= What is needed =
Write out all of the entries exactly, please.
Material for this exercise Block Start
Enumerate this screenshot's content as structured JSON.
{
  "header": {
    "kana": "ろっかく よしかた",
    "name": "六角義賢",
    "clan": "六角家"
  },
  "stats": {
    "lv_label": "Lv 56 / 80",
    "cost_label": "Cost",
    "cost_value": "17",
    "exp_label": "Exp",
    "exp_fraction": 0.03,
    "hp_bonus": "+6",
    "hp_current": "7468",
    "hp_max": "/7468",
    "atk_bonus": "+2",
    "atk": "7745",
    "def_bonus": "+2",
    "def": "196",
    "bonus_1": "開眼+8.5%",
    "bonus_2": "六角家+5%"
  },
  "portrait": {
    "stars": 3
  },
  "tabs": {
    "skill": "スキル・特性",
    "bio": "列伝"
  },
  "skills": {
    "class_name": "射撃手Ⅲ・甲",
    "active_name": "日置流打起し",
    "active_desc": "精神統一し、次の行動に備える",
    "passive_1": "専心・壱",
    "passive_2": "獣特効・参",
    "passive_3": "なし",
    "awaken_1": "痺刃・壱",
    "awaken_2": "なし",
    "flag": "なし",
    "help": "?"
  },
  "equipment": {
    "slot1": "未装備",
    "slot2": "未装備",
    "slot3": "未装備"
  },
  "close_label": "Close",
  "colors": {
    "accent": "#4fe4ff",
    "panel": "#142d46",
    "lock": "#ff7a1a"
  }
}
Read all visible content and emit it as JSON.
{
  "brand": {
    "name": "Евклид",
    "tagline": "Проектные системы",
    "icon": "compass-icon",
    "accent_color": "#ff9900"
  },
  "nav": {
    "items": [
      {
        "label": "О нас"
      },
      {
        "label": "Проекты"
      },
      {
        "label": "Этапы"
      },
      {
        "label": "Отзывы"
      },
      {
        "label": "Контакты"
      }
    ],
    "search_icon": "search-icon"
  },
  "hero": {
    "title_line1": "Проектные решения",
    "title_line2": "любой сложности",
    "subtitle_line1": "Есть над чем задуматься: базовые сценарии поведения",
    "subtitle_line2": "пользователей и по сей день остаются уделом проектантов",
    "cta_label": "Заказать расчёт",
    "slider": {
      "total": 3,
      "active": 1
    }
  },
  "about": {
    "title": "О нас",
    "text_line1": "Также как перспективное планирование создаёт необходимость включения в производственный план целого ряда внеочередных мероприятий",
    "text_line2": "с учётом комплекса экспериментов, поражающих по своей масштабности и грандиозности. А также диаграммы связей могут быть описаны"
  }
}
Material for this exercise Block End
= Result for this exercise =
Enumerate this screenshot's content as structured JSON.
{
  "header": {
    "kana": "ろっかく よしかた",
    "name": "六角義賢",
    "clan": "六角家"
  },
  "stats": {
    "lv_label": "Lv 56 / 80",
    "cost_label": "Cost",
    "cost_value": "17",
    "exp_label": "Exp",
    "exp_fraction": 0.03,
    "hp_bonus": "+6",
    "hp_current": "7468",
    "hp_max": "/7468",
    "atk_bonus": "+2",
    "atk": "7745",
    "def_bonus": "+2",
    "def": "196",
    "bonus_1": "開眼+8.5%",
    "bonus_2": "六角家+5%"
  },
  "portrait": {
    "stars": 3
  },
  "tabs": {
    "skill": "スキル・特性",
    "bio": "列伝"
  },
  "skills": {
    "class_name": "射撃手Ⅲ・甲",
    "active_name": "日置流打起し",
    "active_desc": "精神統一し、次の行動に備える",
    "passive_1": "専心・壱",
    "passive_2": "獣特効・参",
    "passive_3": "なし",
    "awaken_1": "痺刃・壱",
    "awaken_2": "なし",
    "flag": "なし",
    "help": "?"
  },
  "equipment": {
    "slot1": "未装備",
    "slot2": "未装備",
    "slot3": "未装備"
  },
  "close_label": "Close",
  "colors": {
    "accent": "#4fe4ff",
    "panel": "#142d46",
    "lock": "#ff7a1a"
  }
}
Read all visible content and emit it as JSON.
{
  "brand": {
    "name": "Евклид",
    "tagline": "Проектные системы",
    "icon": "compass-icon",
    "accent_color": "#ff9900"
  },
  "nav": {
    "items": [
      {
        "label": "О нас"
      },
      {
        "label": "Проекты"
      },
      {
        "label": "Этапы"
      },
      {
        "label": "Отзывы"
      },
      {
        "label": "Контакты"
      }
    ],
    "search_icon": "search-icon"
  },
  "hero": {
    "title_line1": "Проектные решения",
    "title_line2": "любой сложности",
    "subtitle_line1": "Есть над чем задуматься: базовые сценарии поведения",
    "subtitle_line2": "пользователей и по сей день остаются уделом проектантов",
    "cta_label": "Заказать расчёт",
    "slider": {
      "total": 3,
      "active": 1
    }
  },
  "about": {
    "title": "О нас",
    "text_line1": "Также как перспективное планирование создаёт необходимость включения в производственный план целого ряда внеочередных мероприятий",
    "text_line2": "с учётом комплекса экспериментов, поражающих по своей масштабности и грандиозности. А также диаграммы связей могут быть описаны"
  }
}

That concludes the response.